_The problem:_
Return every line of the records below verbatim, with no pictures in the copy.

App and web page records
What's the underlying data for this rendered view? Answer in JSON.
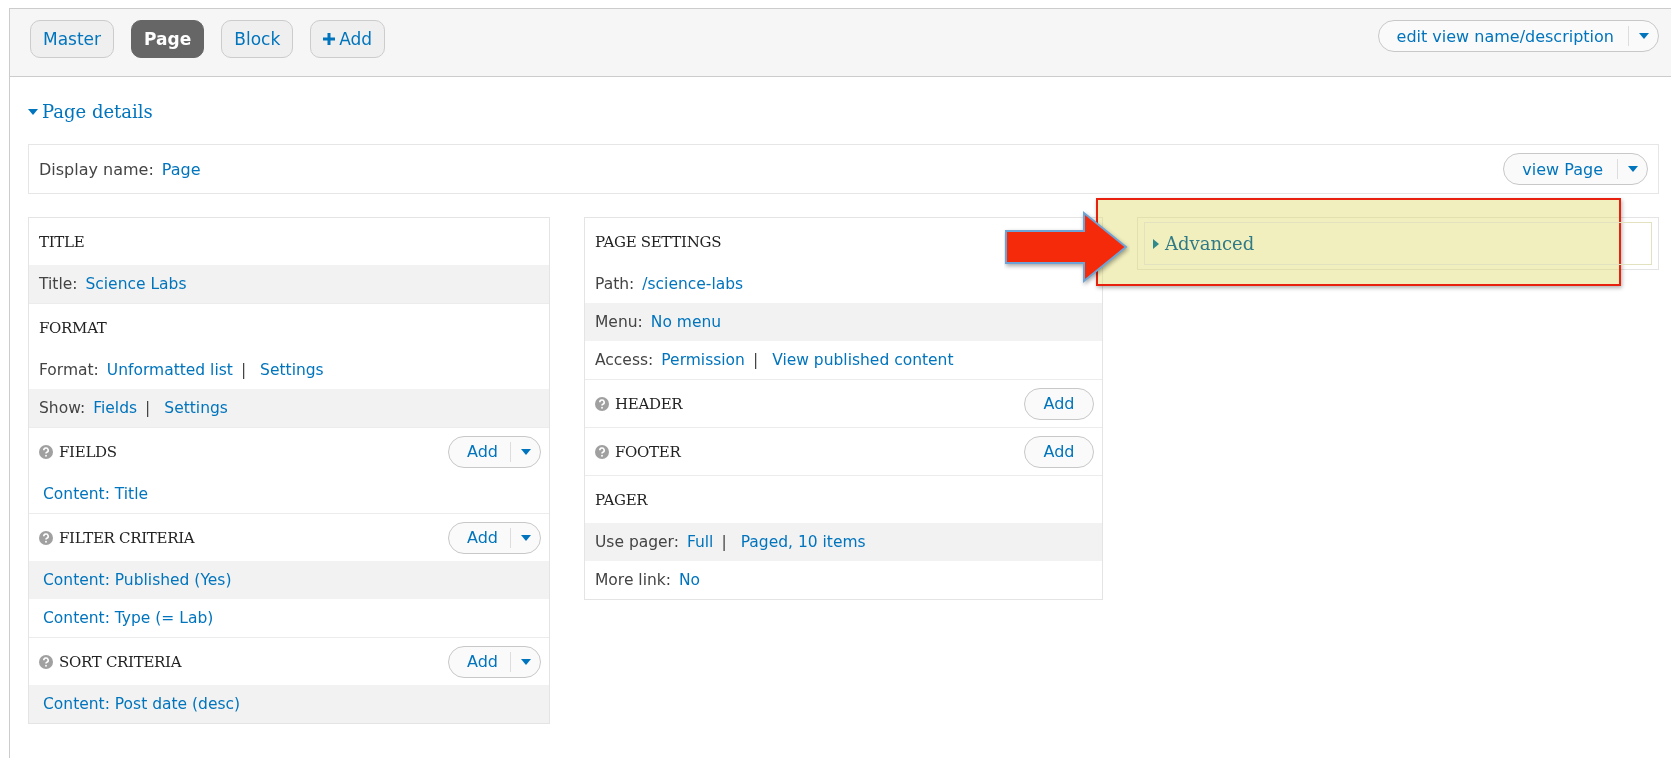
{
  "display_tabs": [
    {
      "label": "Master",
      "selected": false,
      "kind": "tab"
    },
    {
      "label": "Page",
      "selected": true,
      "kind": "tab"
    },
    {
      "label": "Block",
      "selected": false,
      "kind": "tab"
    },
    {
      "label": "Add",
      "selected": false,
      "kind": "add"
    }
  ],
  "edit_menu": {
    "label": "edit view name/description"
  },
  "page_details": {
    "label": "Page details",
    "expanded": true
  },
  "display_name": {
    "label": "Display name:",
    "value": "Page",
    "view_button": "view Page"
  },
  "columns": [
    {
      "sections": [
        {
          "title": "TITLE",
          "help": false,
          "rows": [
            {
              "shaded": true,
              "label": "Title:",
              "parts": [
                {
                  "kind": "link",
                  "text": "Science Labs"
                }
              ]
            }
          ]
        },
        {
          "title": "FORMAT",
          "help": false,
          "rows": [
            {
              "shaded": false,
              "label": "Format:",
              "parts": [
                {
                  "kind": "link",
                  "text": "Unformatted list"
                },
                {
                  "kind": "sep",
                  "text": "|"
                },
                {
                  "kind": "link",
                  "text": "Settings"
                }
              ]
            },
            {
              "shaded": true,
              "label": "Show:",
              "parts": [
                {
                  "kind": "link",
                  "text": "Fields"
                },
                {
                  "kind": "sep",
                  "text": "|"
                },
                {
                  "kind": "link",
                  "text": "Settings"
                }
              ]
            }
          ]
        },
        {
          "title": "FIELDS",
          "help": true,
          "add": {
            "label": "Add",
            "kind": "split"
          },
          "rows": [
            {
              "shaded": false,
              "parts": [
                {
                  "kind": "link",
                  "text": "Content: Title"
                }
              ]
            }
          ]
        },
        {
          "title": "FILTER CRITERIA",
          "help": true,
          "add": {
            "label": "Add",
            "kind": "split"
          },
          "rows": [
            {
              "shaded": true,
              "parts": [
                {
                  "kind": "link",
                  "text": "Content: Published (Yes)"
                }
              ]
            },
            {
              "shaded": false,
              "parts": [
                {
                  "kind": "link",
                  "text": "Content: Type (= Lab)"
                }
              ]
            }
          ]
        },
        {
          "title": "SORT CRITERIA",
          "help": true,
          "add": {
            "label": "Add",
            "kind": "split"
          },
          "rows": [
            {
              "shaded": true,
              "parts": [
                {
                  "kind": "link",
                  "text": "Content: Post date (desc)"
                }
              ]
            }
          ]
        }
      ]
    },
    {
      "sections": [
        {
          "title": "PAGE SETTINGS",
          "help": false,
          "rows": [
            {
              "shaded": false,
              "label": "Path:",
              "parts": [
                {
                  "kind": "link",
                  "text": "/science-labs"
                }
              ]
            },
            {
              "shaded": true,
              "label": "Menu:",
              "parts": [
                {
                  "kind": "link",
                  "text": "No menu"
                }
              ]
            },
            {
              "shaded": false,
              "label": "Access:",
              "parts": [
                {
                  "kind": "link",
                  "text": "Permission"
                },
                {
                  "kind": "sep",
                  "text": "|"
                },
                {
                  "kind": "link",
                  "text": "View published content"
                }
              ]
            }
          ]
        },
        {
          "title": "HEADER",
          "help": true,
          "add": {
            "label": "Add",
            "kind": "plain"
          }
        },
        {
          "title": "FOOTER",
          "help": true,
          "add": {
            "label": "Add",
            "kind": "plain"
          }
        },
        {
          "title": "PAGER",
          "help": false,
          "rows": [
            {
              "shaded": true,
              "label": "Use pager:",
              "parts": [
                {
                  "kind": "link",
                  "text": "Full"
                },
                {
                  "kind": "sep",
                  "text": "|"
                },
                {
                  "kind": "link",
                  "text": "Paged, 10 items"
                }
              ]
            },
            {
              "shaded": false,
              "label": "More link:",
              "parts": [
                {
                  "kind": "link",
                  "text": "No"
                }
              ]
            }
          ]
        }
      ]
    }
  ],
  "advanced": {
    "label": "Advanced",
    "expanded": false,
    "highlighted": true
  }
}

_Solution for this task:_
What's the underlying data for this rendered view? Answer in JSON.
{
  "display_tabs": [
    {
      "label": "Master",
      "selected": false,
      "kind": "tab"
    },
    {
      "label": "Page",
      "selected": true,
      "kind": "tab"
    },
    {
      "label": "Block",
      "selected": false,
      "kind": "tab"
    },
    {
      "label": "Add",
      "selected": false,
      "kind": "add"
    }
  ],
  "edit_menu": {
    "label": "edit view name/description"
  },
  "page_details": {
    "label": "Page details",
    "expanded": true
  },
  "display_name": {
    "label": "Display name:",
    "value": "Page",
    "view_button": "view Page"
  },
  "columns": [
    {
      "sections": [
        {
          "title": "TITLE",
          "help": false,
          "rows": [
            {
              "shaded": true,
              "label": "Title:",
              "parts": [
                {
                  "kind": "link",
                  "text": "Science Labs"
                }
              ]
            }
          ]
        },
        {
          "title": "FORMAT",
          "help": false,
          "rows": [
            {
              "shaded": false,
              "label": "Format:",
              "parts": [
                {
                  "kind": "link",
                  "text": "Unformatted list"
                },
                {
                  "kind": "sep",
                  "text": "|"
                },
                {
                  "kind": "link",
                  "text": "Settings"
                }
              ]
            },
            {
              "shaded": true,
              "label": "Show:",
              "parts": [
                {
                  "kind": "link",
                  "text": "Fields"
                },
                {
                  "kind": "sep",
                  "text": "|"
                },
                {
                  "kind": "link",
                  "text": "Settings"
                }
              ]
            }
          ]
        },
        {
          "title": "FIELDS",
          "help": true,
          "add": {
            "label": "Add",
            "kind": "split"
          },
          "rows": [
            {
              "shaded": false,
              "parts": [
                {
                  "kind": "link",
                  "text": "Content: Title"
                }
              ]
            }
          ]
        },
        {
          "title": "FILTER CRITERIA",
          "help": true,
          "add": {
            "label": "Add",
            "kind": "split"
          },
          "rows": [
            {
              "shaded": true,
              "parts": [
                {
                  "kind": "link",
                  "text": "Content: Published (Yes)"
                }
              ]
            },
            {
              "shaded": false,
              "parts": [
                {
                  "kind": "link",
                  "text": "Content: Type (= Lab)"
                }
              ]
            }
          ]
        },
        {
          "title": "SORT CRITERIA",
          "help": true,
          "add": {
            "label": "Add",
            "kind": "split"
          },
          "rows": [
            {
              "shaded": true,
              "parts": [
                {
                  "kind": "link",
                  "text": "Content: Post date (desc)"
                }
              ]
            }
          ]
        }
      ]
    },
    {
      "sections": [
        {
          "title": "PAGE SETTINGS",
          "help": false,
          "rows": [
            {
              "shaded": false,
              "label": "Path:",
              "parts": [
                {
                  "kind": "link",
                  "text": "/science-labs"
                }
              ]
            },
            {
              "shaded": true,
              "label": "Menu:",
              "parts": [
                {
                  "kind": "link",
                  "text": "No menu"
                }
              ]
            },
            {
              "shaded": false,
              "label": "Access:",
              "parts": [
                {
                  "kind": "link",
                  "text": "Permission"
                },
                {
                  "kind": "sep",
                  "text": "|"
                },
                {
                  "kind": "link",
                  "text": "View published content"
                }
              ]
            }
          ]
        },
        {
          "title": "HEADER",
          "help": true,
          "add": {
            "label": "Add",
            "kind": "plain"
          }
        },
        {
          "title": "FOOTER",
          "help": true,
          "add": {
            "label": "Add",
            "kind": "plain"
          }
        },
        {
          "title": "PAGER",
          "help": false,
          "rows": [
            {
              "shaded": true,
              "label": "Use pager:",
              "parts": [
                {
                  "kind": "link",
                  "text": "Full"
                },
                {
                  "kind": "sep",
                  "text": "|"
                },
                {
                  "kind": "link",
                  "text": "Paged, 10 items"
                }
              ]
            },
            {
              "shaded": false,
              "label": "More link:",
              "parts": [
                {
                  "kind": "link",
                  "text": "No"
                }
              ]
            }
          ]
        }
      ]
    }
  ],
  "advanced": {
    "label": "Advanced",
    "expanded": false,
    "highlighted": true
  }
}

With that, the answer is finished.